As COVID-19 continues to affect many people globally, youths in Malawi are finding better ways to cushion poverty woes. Many youths have started opening new small-scale businesses that do not require much start-up capital.
Lawrence Bello, a secondary school student in Blantyre, has established a vegetable garden which is enabling him to get income on a daily basis.
“Living in the city is very hard, especially when you have no money to meet your basic needs. When it was announced that schools will be closed for a while, I tried to search for a job in the city, but due to COVID-19 restrictions I didn’t manage to get one because many companies were not recruiting new people,” Bello said.
“For this reason, with support from my grandmother, I decided to open a small garden in the backyard for us to get something out of it. Fortunately, the garden has been a success up to date. Am so overwhelmed with the results that am getting. At first, I thought working on a daily job was a true success but with this development am very certain that there are many ways to get money without stressing too much,” she said.
Many youths in Blantyre are engaging themselves into many small-scale businesses of different categories such as tin making, clothing, food delivery just to mention a few.
As for Emily Banda, 26, she has become innovative by selling charcoal balls made from charcoal dust. Even though the business is too involving, Banda is managing to make enough money for herself and her siblings.
“The closure of schools opened my mind to explore new opportunities that do not require heavy financial capital yet profitable. On a daily basis, I randomly collect charcoal dust from nearby markets and houses,” she said.
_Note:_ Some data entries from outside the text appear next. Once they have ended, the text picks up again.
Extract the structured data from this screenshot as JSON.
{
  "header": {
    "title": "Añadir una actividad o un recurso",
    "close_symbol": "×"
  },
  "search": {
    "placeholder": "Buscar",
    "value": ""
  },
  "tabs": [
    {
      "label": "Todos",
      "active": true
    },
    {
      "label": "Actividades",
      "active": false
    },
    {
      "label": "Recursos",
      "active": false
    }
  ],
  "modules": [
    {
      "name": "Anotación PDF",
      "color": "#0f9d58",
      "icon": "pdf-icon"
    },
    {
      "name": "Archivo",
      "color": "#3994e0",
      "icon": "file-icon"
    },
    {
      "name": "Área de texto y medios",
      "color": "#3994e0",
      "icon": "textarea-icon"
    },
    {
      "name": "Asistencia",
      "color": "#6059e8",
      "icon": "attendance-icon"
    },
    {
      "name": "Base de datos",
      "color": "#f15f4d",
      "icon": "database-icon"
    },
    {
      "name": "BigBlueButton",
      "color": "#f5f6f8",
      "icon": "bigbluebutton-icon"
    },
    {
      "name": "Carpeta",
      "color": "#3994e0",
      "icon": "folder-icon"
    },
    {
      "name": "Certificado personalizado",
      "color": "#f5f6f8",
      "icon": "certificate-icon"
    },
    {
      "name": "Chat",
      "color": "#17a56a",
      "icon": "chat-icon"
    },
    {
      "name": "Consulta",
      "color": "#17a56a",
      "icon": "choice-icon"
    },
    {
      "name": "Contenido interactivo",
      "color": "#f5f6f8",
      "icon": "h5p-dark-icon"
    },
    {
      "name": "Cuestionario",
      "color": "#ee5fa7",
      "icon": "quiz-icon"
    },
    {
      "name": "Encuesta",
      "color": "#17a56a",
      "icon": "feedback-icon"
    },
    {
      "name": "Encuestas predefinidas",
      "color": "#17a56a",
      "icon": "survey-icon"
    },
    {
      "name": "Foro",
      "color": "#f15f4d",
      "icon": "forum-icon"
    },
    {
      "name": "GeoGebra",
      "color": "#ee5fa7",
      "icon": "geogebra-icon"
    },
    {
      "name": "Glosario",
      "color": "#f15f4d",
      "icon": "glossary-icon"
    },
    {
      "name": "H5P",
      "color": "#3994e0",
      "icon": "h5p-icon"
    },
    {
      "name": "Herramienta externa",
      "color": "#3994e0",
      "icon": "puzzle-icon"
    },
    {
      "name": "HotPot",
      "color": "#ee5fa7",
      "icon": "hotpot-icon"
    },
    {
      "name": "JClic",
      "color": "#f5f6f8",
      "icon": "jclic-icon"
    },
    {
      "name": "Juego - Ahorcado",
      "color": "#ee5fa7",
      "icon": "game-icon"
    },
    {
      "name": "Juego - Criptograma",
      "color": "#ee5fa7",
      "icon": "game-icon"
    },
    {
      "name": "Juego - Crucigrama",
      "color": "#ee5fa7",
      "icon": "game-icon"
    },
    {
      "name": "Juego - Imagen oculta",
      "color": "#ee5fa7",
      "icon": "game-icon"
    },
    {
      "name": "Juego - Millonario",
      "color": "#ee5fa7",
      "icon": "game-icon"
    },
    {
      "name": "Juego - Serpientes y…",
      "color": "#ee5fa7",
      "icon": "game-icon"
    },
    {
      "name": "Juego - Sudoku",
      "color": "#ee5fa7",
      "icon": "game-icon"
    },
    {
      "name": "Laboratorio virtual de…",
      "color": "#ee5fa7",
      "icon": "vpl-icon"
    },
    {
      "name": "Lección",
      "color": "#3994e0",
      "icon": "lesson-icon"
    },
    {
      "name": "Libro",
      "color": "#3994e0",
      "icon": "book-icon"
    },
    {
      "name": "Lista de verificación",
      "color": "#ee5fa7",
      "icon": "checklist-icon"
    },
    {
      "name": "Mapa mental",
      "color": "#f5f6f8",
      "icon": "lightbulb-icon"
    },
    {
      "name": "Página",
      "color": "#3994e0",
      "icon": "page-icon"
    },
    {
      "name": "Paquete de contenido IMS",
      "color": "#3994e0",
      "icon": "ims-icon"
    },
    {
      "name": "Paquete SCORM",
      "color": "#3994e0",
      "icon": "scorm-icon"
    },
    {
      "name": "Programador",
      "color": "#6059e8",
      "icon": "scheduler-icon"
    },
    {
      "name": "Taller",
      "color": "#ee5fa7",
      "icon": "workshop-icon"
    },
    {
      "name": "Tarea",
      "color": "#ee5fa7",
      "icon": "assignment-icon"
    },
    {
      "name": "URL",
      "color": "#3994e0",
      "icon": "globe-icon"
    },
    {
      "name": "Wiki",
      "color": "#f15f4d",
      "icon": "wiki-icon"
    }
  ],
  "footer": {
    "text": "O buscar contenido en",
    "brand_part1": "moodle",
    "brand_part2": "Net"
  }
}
“At first, my friends from school were laughing at me but now they are amazed with what I produce from the charcoal dust and business. With this material being able to make charcoal balls which are sold at a good price than the actual charcoal, I believe that this can become a sustainable business on a long run and reducing the cutting down of trees in the process,” she said.